June 18, 1950 – The Cleveland Indians set an American League Baseball record by tallying 14 runs in just the first inning in a blowout 21-2 victory over the Philadelphia Athletics in Cleveland Stadium. This was a the second game of a double header where the Indians bats heated up in a 7-0 victory with ace Bob Feller, Number 19 on the hill in game one of the twinight double-header in a steady drizzle. Number 8, Ray Boone had a great day at the plate for Cleveland, batting .500 for the day between both games with 2 Home Runs.

June 18, 1953 – Boston Red Sox rookie Gene Stephens, Number 38 became the 1st player in AL history to register 3 hits in an inning. The young slugger helped Boston scored 17 runs in just the 7th Inning in a 23-3 rout of the Detroit Tigers at Fenway Park.

June 18, 1967 – Houston Astros pitcher Don Wilson, Number 40 threw his own no-hitter against the Atlanta Braves for a 2-0 victory at the Astrodome in Houston.

June 18, 1975 – Boston Red Sox Fred Lynn wearing Number 19 knocked in 10 RBIs in a single game in a 15-1 victory over the Detroit Tigers.



Hall of Fame skipper John McGraw called Honus Wagner “The nearest thing to a perfect player no matter where his manager chose to play him.”

Wagner played 21 seasons, primarily with his hometown team the Pittsburgh Pirates, and was the total package. He hit for average and power and could change the dynamics of a game on the base paths and in the field: He played every position on the diamond in his major league career except for catcher.

Nicknamed “The Flying Dutchman” in reference to his German heritage, Wagner had a bit of an awkward look about him. He gripped the bat with his hands inches apart and went the other way on outside pitches – or slid his hands together in a more traditional grip and pulled pitches down the line.

Burleigh Grimes, who as a youngster was a teammate of Wagner, recalled: “One day he was batting against a young pitcher who had just come into the league. The catcher was a kid, too. A rookie battery. The pitcher threw Honus a curveball, and he swung at it and missed and fell down on one knee. Looked helpless as a robin. I was kind of surprised, but the guy sitting next to me on the bench poked me in the ribs and said, ‘Watch this next one.’ Those kids figured they had the old man’s weaknesses, you see, and served him up the same dish – as he knew they would. Well, Honus hit a line drive so hard the fence in left field went back and forth for five minutes.”
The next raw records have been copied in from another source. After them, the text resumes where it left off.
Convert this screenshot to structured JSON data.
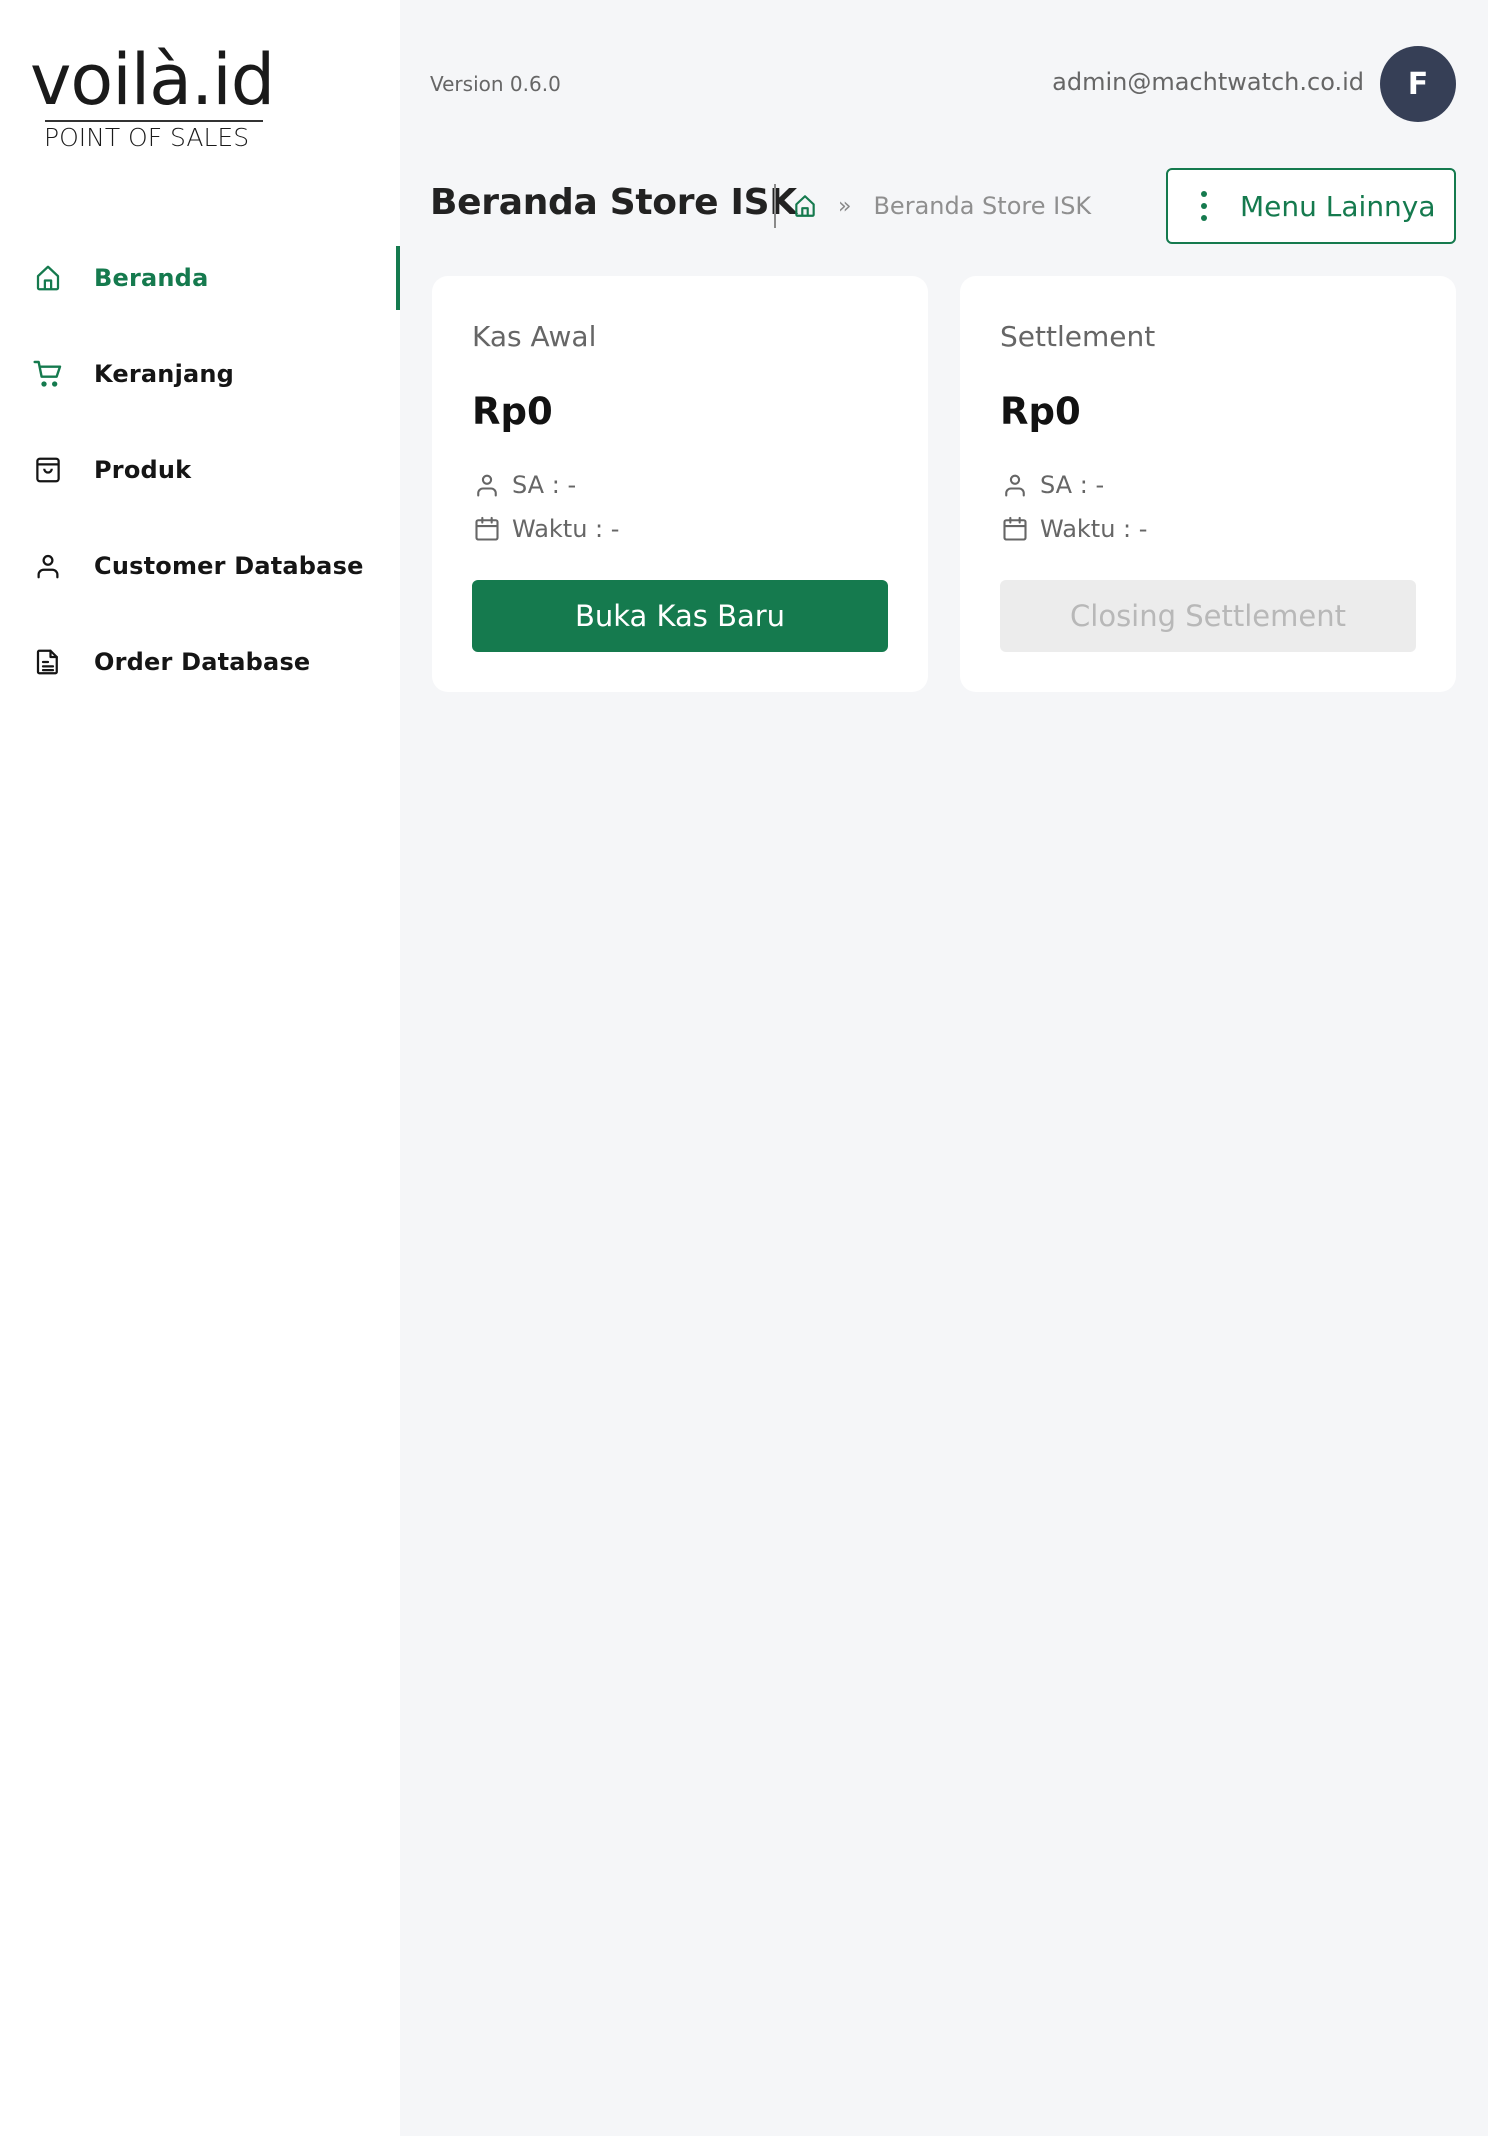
{
  "brand": {
    "logo_main": "voilà.id",
    "logo_sub": "POINT OF SALES"
  },
  "sidebar": {
    "items": [
      {
        "label": "Beranda",
        "icon": "home-icon",
        "active": true
      },
      {
        "label": "Keranjang",
        "icon": "cart-icon",
        "active": false
      },
      {
        "label": "Produk",
        "icon": "shopping-bag-icon",
        "active": false
      },
      {
        "label": "Customer Database",
        "icon": "user-icon",
        "active": false
      },
      {
        "label": "Order Database",
        "icon": "document-icon",
        "active": false
      }
    ]
  },
  "header": {
    "version": "Version 0.6.0",
    "user_email": "admin@machtwatch.co.id",
    "avatar_initial": "F"
  },
  "page": {
    "title": "Beranda Store ISK",
    "breadcrumb": {
      "separator": "»",
      "current": "Beranda Store ISK"
    },
    "menu_button_label": "Menu Lainnya"
  },
  "cards": {
    "kas_awal": {
      "title": "Kas Awal",
      "amount": "Rp0",
      "sa": "SA : -",
      "waktu": "Waktu : -",
      "action_label": "Buka Kas Baru",
      "action_enabled": true
    },
    "settlement": {
      "title": "Settlement",
      "amount": "Rp0",
      "sa": "SA : -",
      "waktu": "Waktu : -",
      "action_label": "Closing Settlement",
      "action_enabled": false
    }
  },
  "colors": {
    "accent": "#157a4e",
    "avatar_bg": "#363f56",
    "background": "#f5f6f8",
    "disabled_bg": "#ececec",
    "disabled_text": "#b8b8b8"
  }
}
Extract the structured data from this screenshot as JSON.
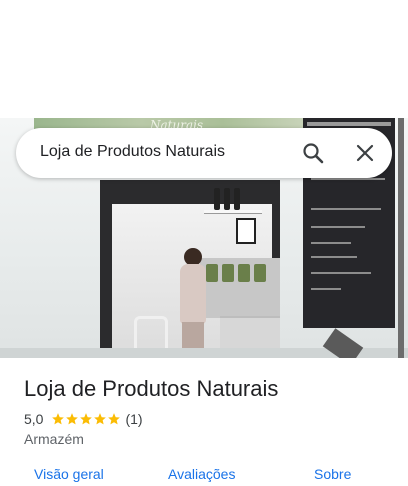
{
  "search": {
    "query": "Loja de Produtos Naturais",
    "search_icon": "search-icon",
    "close_icon": "close-icon"
  },
  "hero_photo": {
    "sign_text": "Naturais",
    "banner_lines": [
      "Aposentadoria por Invalidez",
      "Pensão por Morte",
      "Auxílio Doença",
      "Auxílio Acidente",
      "Revisão de Benefício",
      "BPC/LOAS"
    ]
  },
  "place": {
    "title": "Loja de Produtos Naturais",
    "rating_value": "5,0",
    "stars": 5,
    "review_count": "(1)",
    "category": "Armazém"
  },
  "colors": {
    "star": "#fbbc04",
    "link": "#1a73e8",
    "text_primary": "#202124",
    "text_secondary": "#5f6368"
  },
  "tabs": [
    {
      "label": "Visão geral"
    },
    {
      "label": "Avaliações"
    },
    {
      "label": "Sobre"
    }
  ]
}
Wagner hit .300-or-better for 15 straight seasons from 1899-1913. In that span, Wagner won eight National League batting titles, led the NL in doubles seven times, stolen bases five times and RBI four times. He paced the league in slugging percentage six times and on-base percentage four times.

When he retired following the 1917 season, Wagner had totaled 3,420 hits, 643 doubles, 1,739 runs, 1,732 RBI and 723 stolen bases to go with a .328 batting average.

“You can have your Cobbs, your Lajoies, your Chases, your Bakers, but I’ll take Wagner as my pick of the greatest,” McGraw said. “He is not only a marvelous mechanical player, but he has the quickest baseball brain I have ever observed.”

Wagner was among the first five players elected to the Hall of Fame in 1936. He passed away on Dec. 6, 1955.